I came home to two weeks of solid OBX winter weather, dark and windy and rainy and cold. Somehow the whole experience, with all its ups and downs, had shaken something loose inside, and I was left to ponder my situation in the dark days of late winter. While I had gotten a few spectacular photos, I hadn’t gotten enough, didn’t feel like I had a well-rounded “story”, and knew that I was going to eventually have to decide whether to go back and finish what I’d started in Rio, get deeper into what the city is all about, and make closer connections with the friends I’d made there; or I’d have to just chalk it up to one more stop along the Carnival tour and be content with the photos I got to be representative of the particular expression of Carnival that Rio has developed over the last couple hundred years. If only I had the energy of ten men and the ability to be in multiple places at once.
So with all that and numerous other aspects to the trip to think about, it has taken me a while to get a clear perspective on it all.
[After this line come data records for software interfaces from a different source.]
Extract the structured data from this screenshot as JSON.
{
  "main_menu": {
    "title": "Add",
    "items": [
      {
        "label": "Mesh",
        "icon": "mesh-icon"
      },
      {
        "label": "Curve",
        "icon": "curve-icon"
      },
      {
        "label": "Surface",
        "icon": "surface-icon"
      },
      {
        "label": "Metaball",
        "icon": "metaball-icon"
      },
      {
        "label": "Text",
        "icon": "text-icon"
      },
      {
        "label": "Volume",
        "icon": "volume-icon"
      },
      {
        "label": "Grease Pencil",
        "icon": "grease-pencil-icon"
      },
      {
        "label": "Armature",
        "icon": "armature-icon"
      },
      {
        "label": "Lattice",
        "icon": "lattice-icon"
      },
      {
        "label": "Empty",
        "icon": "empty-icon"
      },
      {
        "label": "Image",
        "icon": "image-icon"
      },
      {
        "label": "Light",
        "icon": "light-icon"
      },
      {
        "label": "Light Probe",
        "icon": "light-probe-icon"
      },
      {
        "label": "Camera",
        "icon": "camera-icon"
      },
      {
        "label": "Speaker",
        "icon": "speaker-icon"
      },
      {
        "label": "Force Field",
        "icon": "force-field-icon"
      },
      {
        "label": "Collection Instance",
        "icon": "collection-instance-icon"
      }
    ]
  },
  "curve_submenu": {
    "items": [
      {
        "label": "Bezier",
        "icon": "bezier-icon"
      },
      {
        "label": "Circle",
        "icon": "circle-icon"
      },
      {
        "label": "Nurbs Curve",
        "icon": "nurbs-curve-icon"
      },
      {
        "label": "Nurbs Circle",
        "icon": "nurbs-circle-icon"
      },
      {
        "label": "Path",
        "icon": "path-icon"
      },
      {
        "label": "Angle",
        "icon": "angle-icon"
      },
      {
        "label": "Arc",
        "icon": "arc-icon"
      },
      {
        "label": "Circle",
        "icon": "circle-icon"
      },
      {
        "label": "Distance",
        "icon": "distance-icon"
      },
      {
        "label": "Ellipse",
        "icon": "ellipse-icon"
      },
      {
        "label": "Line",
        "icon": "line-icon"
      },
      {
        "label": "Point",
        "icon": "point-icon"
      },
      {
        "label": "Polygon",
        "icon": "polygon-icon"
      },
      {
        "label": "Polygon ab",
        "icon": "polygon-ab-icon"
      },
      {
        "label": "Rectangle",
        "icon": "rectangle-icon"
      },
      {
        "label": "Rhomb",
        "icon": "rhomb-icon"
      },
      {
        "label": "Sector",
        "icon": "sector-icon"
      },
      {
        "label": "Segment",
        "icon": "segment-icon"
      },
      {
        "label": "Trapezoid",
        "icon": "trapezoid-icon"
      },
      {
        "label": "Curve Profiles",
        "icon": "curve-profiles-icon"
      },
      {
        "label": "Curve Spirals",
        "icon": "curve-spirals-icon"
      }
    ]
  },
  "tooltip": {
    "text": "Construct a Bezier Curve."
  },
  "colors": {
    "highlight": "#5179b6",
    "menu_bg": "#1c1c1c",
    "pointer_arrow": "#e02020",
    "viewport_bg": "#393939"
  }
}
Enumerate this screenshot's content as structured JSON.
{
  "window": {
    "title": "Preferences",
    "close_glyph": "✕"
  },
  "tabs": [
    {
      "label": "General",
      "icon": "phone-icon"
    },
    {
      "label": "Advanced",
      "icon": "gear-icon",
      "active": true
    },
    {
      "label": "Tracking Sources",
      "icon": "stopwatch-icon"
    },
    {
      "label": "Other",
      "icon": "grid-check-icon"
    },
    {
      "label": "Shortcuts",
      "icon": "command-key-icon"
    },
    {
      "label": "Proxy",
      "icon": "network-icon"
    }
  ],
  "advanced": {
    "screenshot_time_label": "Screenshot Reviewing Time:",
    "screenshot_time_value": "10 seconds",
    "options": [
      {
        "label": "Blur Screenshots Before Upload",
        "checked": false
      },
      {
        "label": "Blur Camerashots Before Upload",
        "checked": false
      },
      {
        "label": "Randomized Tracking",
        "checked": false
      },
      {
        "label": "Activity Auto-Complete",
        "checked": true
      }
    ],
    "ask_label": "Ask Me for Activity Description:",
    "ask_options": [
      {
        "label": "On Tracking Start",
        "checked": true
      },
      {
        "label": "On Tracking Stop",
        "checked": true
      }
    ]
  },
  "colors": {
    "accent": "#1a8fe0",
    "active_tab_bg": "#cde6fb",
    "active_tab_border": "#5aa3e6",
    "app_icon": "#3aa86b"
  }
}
In the end, I suppose, I’m left with some really great stories, four or five “home run” photos, and enough high-quality filler to make for a decent photo essay, or a short chapter in a future book. And, of course, some new friends; notably Roberta and Renata, who were truly angels to all of us, and whose constant cheerfulness and ever-changing, ever-tantalizing wardrobe selections kept us all in a good mood. Already there is talk of a return trip, and if I have the time and money, how could I refuse? I’ve only scratched the surface of Rio, and it is, to be sure, a fascinating place. And there are Cariocas there that I met only for a brief who that have stayed in my mind, who have contacted me on facebook, and who have me believing that my own personal Rio has yet to be fully revealed. I received only glimpses of it this time around. But spectacular glimpses they were, moments of a strange, savage, refined, sexy beauty and depth…light and darkness dancing with each other on the streets, swaying to the sultry syncopations of samba, waiting to take off the shackles of the “face” of Brazil and show the heart and soul that lie beneath the masks and the costumes. The pure, naked, dangerous, loving heart of Brazil. Next time, next time.